Dataset entries ->

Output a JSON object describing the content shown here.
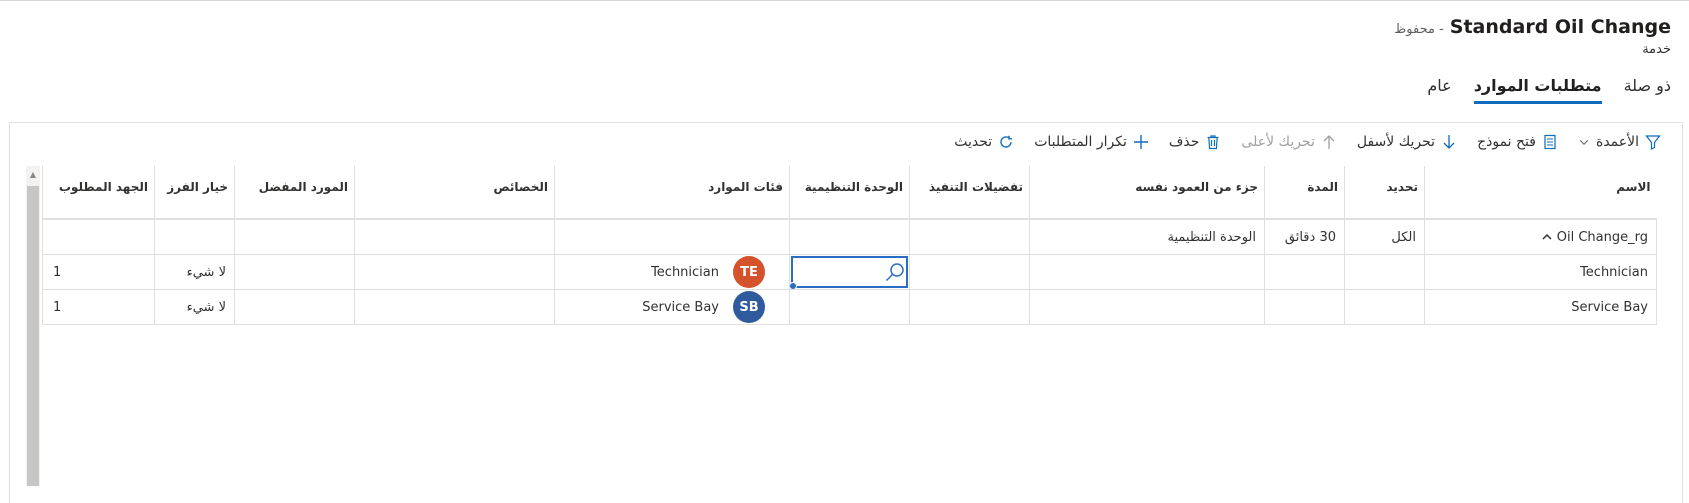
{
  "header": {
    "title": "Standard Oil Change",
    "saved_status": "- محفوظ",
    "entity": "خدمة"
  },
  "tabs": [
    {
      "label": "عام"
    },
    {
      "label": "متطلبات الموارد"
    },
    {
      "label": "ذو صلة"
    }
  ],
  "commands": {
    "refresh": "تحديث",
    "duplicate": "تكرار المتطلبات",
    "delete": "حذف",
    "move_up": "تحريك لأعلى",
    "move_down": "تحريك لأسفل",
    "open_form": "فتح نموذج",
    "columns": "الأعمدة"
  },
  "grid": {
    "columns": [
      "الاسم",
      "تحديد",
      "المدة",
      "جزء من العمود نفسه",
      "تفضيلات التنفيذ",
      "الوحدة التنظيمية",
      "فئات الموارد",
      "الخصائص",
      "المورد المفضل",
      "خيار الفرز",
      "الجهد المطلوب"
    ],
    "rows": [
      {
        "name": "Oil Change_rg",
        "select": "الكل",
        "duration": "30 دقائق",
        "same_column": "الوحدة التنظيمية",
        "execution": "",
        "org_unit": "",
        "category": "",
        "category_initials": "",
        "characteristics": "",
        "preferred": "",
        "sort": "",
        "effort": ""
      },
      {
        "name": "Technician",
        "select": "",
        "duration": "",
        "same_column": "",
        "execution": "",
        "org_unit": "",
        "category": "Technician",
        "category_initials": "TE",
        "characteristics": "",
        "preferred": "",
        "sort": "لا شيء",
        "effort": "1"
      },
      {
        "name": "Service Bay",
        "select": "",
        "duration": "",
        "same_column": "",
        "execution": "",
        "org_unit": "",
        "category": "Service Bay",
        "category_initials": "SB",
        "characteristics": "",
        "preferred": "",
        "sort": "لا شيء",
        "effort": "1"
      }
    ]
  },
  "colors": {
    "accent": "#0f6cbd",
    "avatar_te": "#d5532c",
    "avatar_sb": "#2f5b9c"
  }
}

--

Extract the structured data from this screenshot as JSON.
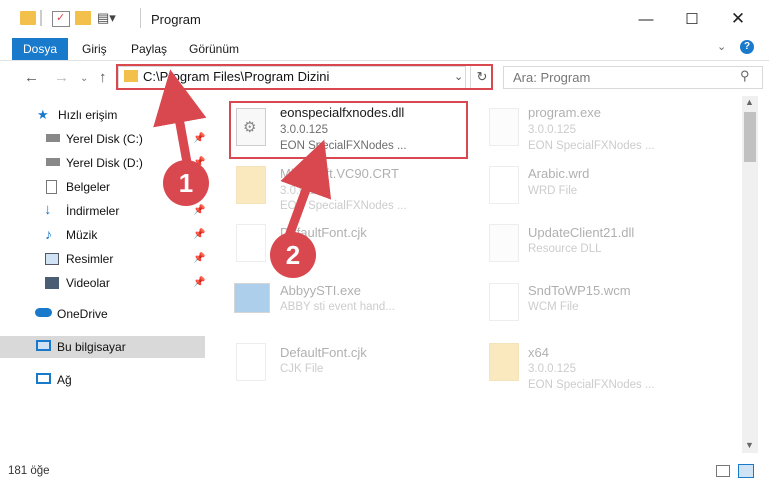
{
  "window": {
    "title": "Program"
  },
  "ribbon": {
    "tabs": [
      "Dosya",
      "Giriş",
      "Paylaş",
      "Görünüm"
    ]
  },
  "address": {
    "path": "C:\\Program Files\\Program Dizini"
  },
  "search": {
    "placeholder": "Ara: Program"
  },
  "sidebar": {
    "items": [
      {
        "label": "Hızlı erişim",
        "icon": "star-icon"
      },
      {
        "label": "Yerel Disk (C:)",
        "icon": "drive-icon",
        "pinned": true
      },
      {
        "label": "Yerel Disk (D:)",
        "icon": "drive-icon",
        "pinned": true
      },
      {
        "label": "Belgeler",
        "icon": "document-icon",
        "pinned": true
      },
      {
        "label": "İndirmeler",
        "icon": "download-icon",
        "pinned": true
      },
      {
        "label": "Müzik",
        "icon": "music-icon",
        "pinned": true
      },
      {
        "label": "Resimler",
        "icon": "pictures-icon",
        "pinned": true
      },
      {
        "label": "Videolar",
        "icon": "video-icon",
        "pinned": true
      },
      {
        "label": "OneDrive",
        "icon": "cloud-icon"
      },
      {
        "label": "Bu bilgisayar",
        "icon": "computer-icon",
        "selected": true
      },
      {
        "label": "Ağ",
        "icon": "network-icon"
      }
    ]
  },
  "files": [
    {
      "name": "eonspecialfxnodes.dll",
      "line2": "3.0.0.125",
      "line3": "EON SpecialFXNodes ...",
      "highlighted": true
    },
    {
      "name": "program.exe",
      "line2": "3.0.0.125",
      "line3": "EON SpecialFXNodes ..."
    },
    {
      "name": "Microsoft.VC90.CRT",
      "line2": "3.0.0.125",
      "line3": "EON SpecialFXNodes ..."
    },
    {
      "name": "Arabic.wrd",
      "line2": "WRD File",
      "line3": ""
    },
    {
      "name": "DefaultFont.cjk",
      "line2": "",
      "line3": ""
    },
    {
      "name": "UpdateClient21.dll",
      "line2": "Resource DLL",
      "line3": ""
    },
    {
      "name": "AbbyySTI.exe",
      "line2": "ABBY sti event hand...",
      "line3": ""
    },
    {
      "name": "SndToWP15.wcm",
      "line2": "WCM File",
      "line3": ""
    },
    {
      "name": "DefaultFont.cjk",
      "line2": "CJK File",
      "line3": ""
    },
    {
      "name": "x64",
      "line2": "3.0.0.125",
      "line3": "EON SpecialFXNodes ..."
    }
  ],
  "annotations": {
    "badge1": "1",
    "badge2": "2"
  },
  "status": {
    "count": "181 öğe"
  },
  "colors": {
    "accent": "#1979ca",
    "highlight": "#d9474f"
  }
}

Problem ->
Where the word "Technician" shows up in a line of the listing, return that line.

Response box ->
        "name": "Technician",
        "category": "Technician",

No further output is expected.